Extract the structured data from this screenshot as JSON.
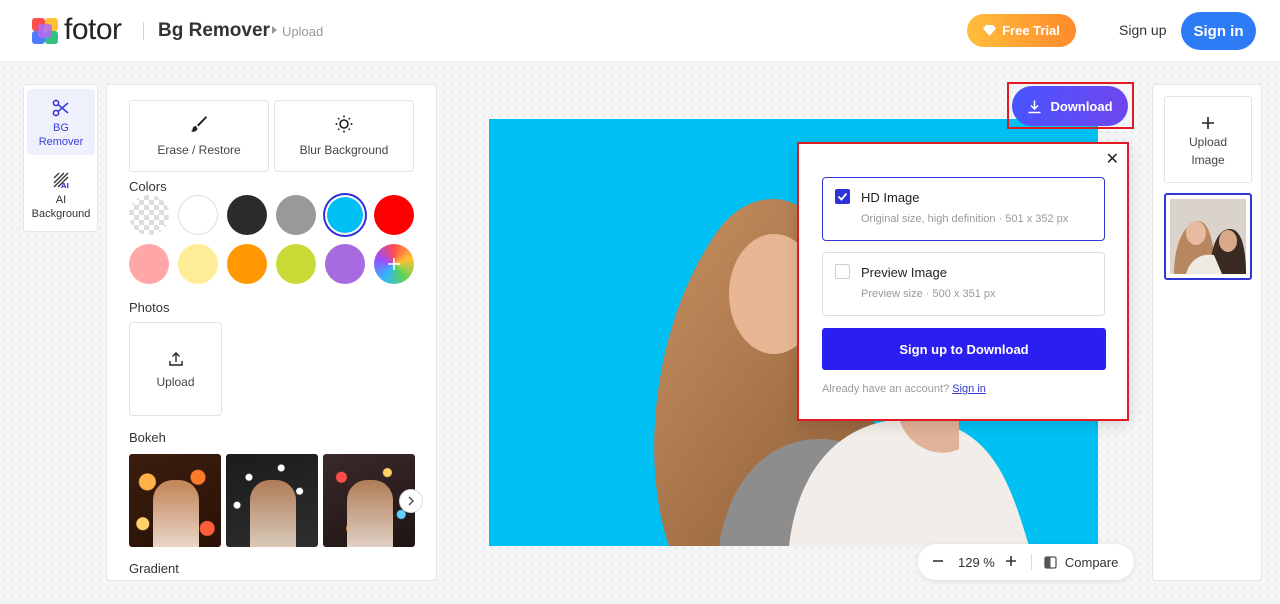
{
  "header": {
    "brand": "fotor",
    "app_title": "Bg Remover",
    "breadcrumb": "Upload",
    "free_trial": "Free Trial",
    "sign_up": "Sign up",
    "sign_in": "Sign in"
  },
  "rail": {
    "items": [
      {
        "label_1": "BG",
        "label_2": "Remover"
      },
      {
        "label_1": "AI",
        "label_2": "Background"
      }
    ]
  },
  "left_panel": {
    "tools": [
      "Erase / Restore",
      "Blur Background"
    ],
    "colors_label": "Colors",
    "swatches": [
      "transparent",
      "#ffffff",
      "#2b2b2b",
      "#999999",
      "#00c0f3",
      "#ff0000",
      "#ffa7a7",
      "#ffec96",
      "#ff9800",
      "#c9da36",
      "#a86adf",
      "custom"
    ],
    "photos_label": "Photos",
    "upload_label": "Upload",
    "bokeh_label": "Bokeh",
    "gradient_label": "Gradient"
  },
  "canvas": {
    "download_label": "Download",
    "zoom": "129 %",
    "compare": "Compare"
  },
  "download_popup": {
    "hd_title": "HD Image",
    "hd_desc": "Original size, high definition · 501 x 352 px",
    "hd_selected": true,
    "preview_title": "Preview Image",
    "preview_desc": "Preview size · 500 x 351 px",
    "preview_selected": false,
    "cta": "Sign up to Download",
    "account_text": "Already have an account?",
    "account_link": "Sign in"
  },
  "right_panel": {
    "upload_label_1": "Upload",
    "upload_label_2": "Image"
  },
  "colors": {
    "accent": "#2d32d8",
    "brand_blue": "#2d7cf6",
    "canvas_bg": "#00c0f3",
    "highlight": "#e01b24"
  }
}
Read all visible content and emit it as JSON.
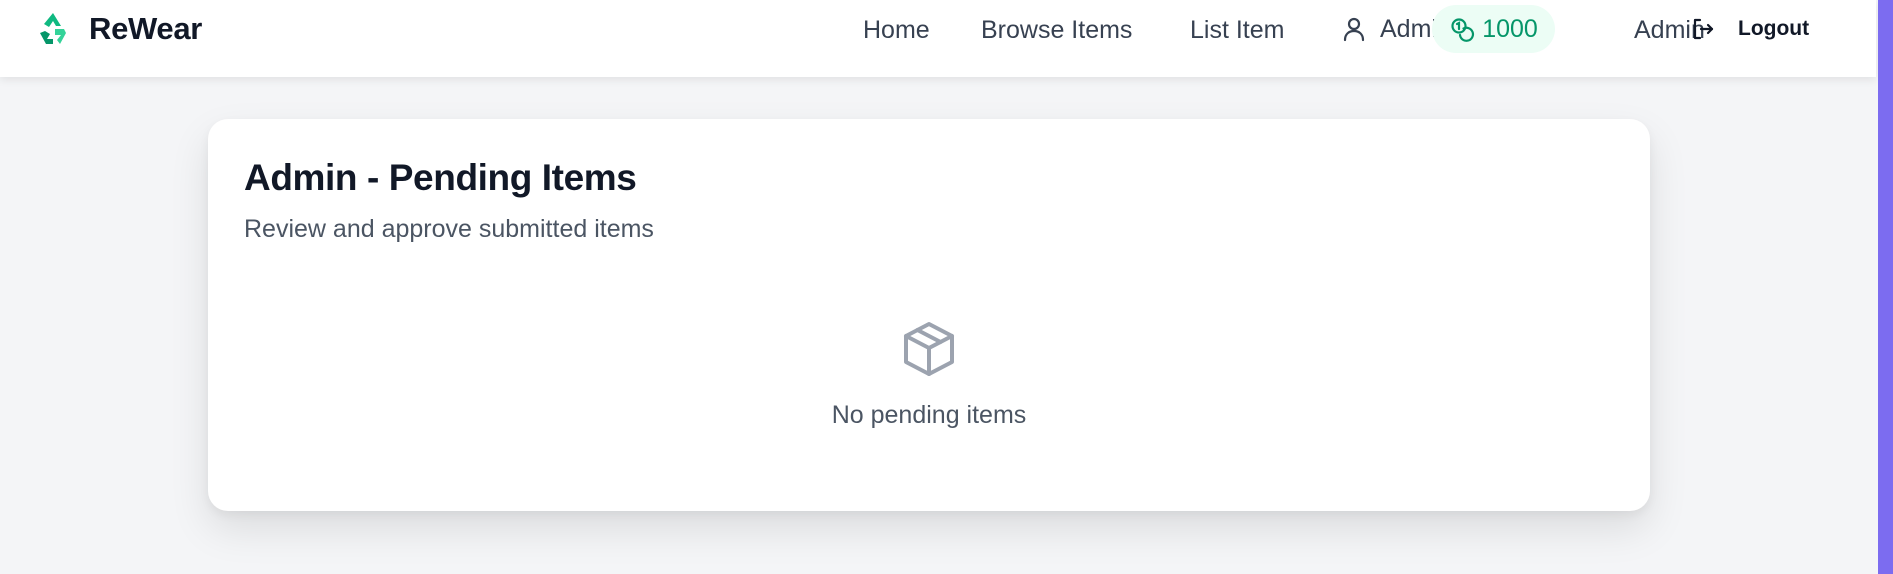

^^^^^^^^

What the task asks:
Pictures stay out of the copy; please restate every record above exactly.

Answer section:
Extract the structured data from this screenshot as JSON.
{
  "header": {
    "brand": "fotor",
    "app_title": "Bg Remover",
    "breadcrumb": "Upload",
    "free_trial": "Free Trial",
    "sign_up": "Sign up",
    "sign_in": "Sign in"
  },
  "rail": {
    "items": [
      {
        "label_1": "BG",
        "label_2": "Remover"
      },
      {
        "label_1": "AI",
        "label_2": "Background"
      }
    ]
  },
  "left_panel": {
    "tools": [
      "Erase / Restore",
      "Blur Background"
    ],
    "colors_label": "Colors",
    "swatches": [
      "transparent",
      "#ffffff",
      "#2b2b2b",
      "#999999",
      "#00c0f3",
      "#ff0000",
      "#ffa7a7",
      "#ffec96",
      "#ff9800",
      "#c9da36",
      "#a86adf",
      "custom"
    ],
    "photos_label": "Photos",
    "upload_label": "Upload",
    "bokeh_label": "Bokeh",
    "gradient_label": "Gradient"
  },
  "canvas": {
    "download_label": "Download",
    "zoom": "129 %",
    "compare": "Compare"
  },
  "download_popup": {
    "hd_title": "HD Image",
    "hd_desc": "Original size, high definition · 501 x 352 px",
    "hd_selected": true,
    "preview_title": "Preview Image",
    "preview_desc": "Preview size · 500 x 351 px",
    "preview_selected": false,
    "cta": "Sign up to Download",
    "account_text": "Already have an account?",
    "account_link": "Sign in"
  },
  "right_panel": {
    "upload_label_1": "Upload",
    "upload_label_2": "Image"
  },
  "colors": {
    "accent": "#2d32d8",
    "brand_blue": "#2d7cf6",
    "canvas_bg": "#00c0f3",
    "highlight": "#e01b24"
  }
}
Read all visible content and emit it as JSON.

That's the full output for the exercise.